▶ What to work on
In the entries below, some lines contain "JSON"; work out how many and answer with the figure only.

Material supplied section start

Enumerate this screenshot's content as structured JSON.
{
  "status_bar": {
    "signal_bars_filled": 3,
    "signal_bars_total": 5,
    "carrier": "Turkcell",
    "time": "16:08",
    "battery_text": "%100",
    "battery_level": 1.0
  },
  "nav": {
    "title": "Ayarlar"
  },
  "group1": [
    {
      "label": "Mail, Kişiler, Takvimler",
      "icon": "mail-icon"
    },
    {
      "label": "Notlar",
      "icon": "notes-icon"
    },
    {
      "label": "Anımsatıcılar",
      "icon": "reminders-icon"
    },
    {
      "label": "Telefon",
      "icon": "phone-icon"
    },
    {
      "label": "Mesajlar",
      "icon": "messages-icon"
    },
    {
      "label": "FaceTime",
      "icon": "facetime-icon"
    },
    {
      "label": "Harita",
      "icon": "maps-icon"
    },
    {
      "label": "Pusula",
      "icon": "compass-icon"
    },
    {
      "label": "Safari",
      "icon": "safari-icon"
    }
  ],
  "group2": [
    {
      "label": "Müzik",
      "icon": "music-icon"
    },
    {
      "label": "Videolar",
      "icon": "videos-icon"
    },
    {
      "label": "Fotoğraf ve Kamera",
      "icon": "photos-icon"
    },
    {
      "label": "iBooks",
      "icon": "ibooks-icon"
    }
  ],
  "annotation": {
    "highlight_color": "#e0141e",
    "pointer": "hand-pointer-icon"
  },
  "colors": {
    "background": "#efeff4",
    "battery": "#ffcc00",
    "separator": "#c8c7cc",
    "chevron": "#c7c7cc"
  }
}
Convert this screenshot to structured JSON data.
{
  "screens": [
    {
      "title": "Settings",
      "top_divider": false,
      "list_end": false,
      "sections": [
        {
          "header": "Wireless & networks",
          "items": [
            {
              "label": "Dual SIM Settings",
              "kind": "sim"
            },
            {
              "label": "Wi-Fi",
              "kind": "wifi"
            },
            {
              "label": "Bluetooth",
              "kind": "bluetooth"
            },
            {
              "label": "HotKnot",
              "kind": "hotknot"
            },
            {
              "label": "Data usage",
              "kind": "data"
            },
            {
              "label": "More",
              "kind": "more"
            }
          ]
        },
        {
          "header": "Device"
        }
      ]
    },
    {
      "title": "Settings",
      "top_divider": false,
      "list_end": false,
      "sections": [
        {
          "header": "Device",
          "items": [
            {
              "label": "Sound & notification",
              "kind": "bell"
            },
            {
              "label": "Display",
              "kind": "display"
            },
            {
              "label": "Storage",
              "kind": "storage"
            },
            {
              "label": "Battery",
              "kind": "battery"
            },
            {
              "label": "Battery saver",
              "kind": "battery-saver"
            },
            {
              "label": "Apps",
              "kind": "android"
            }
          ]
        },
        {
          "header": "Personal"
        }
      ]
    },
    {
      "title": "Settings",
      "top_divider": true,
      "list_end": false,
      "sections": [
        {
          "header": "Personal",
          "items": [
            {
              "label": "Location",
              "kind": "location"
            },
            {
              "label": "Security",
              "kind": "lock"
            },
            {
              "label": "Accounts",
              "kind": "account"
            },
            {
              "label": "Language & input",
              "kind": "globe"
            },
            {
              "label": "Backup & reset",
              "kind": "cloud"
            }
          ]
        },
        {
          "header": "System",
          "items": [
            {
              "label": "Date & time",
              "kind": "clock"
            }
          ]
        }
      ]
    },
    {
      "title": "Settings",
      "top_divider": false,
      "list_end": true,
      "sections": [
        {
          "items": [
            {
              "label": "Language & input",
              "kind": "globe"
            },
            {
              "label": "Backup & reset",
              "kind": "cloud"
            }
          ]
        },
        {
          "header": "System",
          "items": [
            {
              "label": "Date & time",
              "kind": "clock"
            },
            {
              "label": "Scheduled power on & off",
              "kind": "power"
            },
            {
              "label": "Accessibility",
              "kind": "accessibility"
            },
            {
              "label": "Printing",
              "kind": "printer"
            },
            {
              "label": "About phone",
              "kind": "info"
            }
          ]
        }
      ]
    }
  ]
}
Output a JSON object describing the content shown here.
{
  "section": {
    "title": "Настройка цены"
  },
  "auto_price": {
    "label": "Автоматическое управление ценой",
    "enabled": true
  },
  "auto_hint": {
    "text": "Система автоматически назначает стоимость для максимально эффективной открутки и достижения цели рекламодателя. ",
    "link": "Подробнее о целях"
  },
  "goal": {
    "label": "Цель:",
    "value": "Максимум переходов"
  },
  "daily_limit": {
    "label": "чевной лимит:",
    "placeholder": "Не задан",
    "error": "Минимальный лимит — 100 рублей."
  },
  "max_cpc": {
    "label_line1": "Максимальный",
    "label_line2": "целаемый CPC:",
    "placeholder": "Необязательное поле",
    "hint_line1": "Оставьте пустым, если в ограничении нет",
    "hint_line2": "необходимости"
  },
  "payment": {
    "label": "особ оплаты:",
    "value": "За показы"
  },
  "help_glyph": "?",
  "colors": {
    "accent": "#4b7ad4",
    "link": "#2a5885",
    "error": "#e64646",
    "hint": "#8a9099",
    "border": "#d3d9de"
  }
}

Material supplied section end

▶ Task solution
3